with shut teeth, and blinded eyes, for the smoke made it impossible for
him to see, he struggled on upward.
At last he put his hand out as usual, and he nearly fell, for it
met no resistance.
Quickly he felt around him, and knew that he was at the top.
Then he made a violent effort and drew himself over the ledge.
He was safe, but so worn out that he could not move, and lay
where he had dragged himself.
He was so blinded that he could not see; but he was content to
The cool air soon revived him, the smokeblinded eyes were soon
able to look about, and he found himself upon a high ridge, overgrown
with dwarfed trees.
The stars were shining brightly, and the air was chill, after his
experience in the cavern.
But he shook himself together, and seizing the line that was
fastened to his arms, lay down upon the rock and glanced below.
The foul air and smoke almost stifled him, and he wondered how he
could have lived through it.
Slowly he drew on the line and up came his weapons to the top.
He could hardly repress a shout of joy when he grasped them.
Then the blanket-pack was drawn up, and laid beside the rifle,
and Joe gathered the faggots, which were like tinder, lighted them, and
lowered them quickly to the pile below.
Instantly they blazed up, and a hot roaring fire was the result.
"Rather, hard on the dead Injuns, I guess," he said, with some
sympathy for those in the tomb.
Ever and anon he looked down, and saw that the fire was creeping
up the poles and, that they would soon be consumed, and all below

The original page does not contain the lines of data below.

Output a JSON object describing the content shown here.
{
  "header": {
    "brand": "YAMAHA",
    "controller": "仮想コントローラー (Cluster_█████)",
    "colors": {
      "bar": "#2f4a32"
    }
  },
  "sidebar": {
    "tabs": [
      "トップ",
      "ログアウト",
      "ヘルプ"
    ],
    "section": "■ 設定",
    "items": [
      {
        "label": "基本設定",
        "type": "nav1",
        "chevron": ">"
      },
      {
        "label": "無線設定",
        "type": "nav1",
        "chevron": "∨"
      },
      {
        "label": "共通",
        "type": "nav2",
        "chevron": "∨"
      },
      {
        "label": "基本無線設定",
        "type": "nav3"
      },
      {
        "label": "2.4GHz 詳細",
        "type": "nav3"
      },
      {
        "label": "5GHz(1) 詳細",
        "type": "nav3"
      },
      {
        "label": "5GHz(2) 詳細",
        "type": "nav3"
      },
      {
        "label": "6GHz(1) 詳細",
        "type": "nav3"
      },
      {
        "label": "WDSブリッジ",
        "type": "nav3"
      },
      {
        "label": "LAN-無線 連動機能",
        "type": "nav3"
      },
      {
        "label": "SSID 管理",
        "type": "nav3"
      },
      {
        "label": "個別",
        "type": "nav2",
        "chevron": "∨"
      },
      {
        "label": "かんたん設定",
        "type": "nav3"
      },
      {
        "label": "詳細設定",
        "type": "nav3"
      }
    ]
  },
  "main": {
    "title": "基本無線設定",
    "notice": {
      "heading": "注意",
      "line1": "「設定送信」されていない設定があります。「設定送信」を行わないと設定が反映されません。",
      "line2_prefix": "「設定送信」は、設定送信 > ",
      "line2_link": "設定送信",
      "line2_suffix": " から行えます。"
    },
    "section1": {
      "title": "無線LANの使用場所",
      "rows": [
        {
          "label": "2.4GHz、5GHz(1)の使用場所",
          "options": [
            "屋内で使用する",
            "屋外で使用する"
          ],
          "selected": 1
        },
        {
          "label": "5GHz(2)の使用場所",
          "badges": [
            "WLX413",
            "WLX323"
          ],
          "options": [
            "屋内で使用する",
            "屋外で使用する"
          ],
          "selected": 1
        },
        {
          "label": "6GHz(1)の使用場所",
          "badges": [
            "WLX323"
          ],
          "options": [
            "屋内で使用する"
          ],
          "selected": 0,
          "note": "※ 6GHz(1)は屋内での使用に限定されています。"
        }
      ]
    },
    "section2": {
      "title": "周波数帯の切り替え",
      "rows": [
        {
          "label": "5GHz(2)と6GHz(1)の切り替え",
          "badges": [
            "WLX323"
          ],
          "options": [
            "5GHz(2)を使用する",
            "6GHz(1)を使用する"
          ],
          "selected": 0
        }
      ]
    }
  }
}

present no appearance how an escape had been made from the cavern.
Joe was foot-sore, weary, in fact utterly worn out but he felt it
incumbent upon him to place as much distance as possible between him and
his foes by morning, so he drew on his over-large boots, wincing with
the pain it gave him and then started upon his way.
But each step was agony to him and at last he knew he must rest,
be the consequences what they might to him.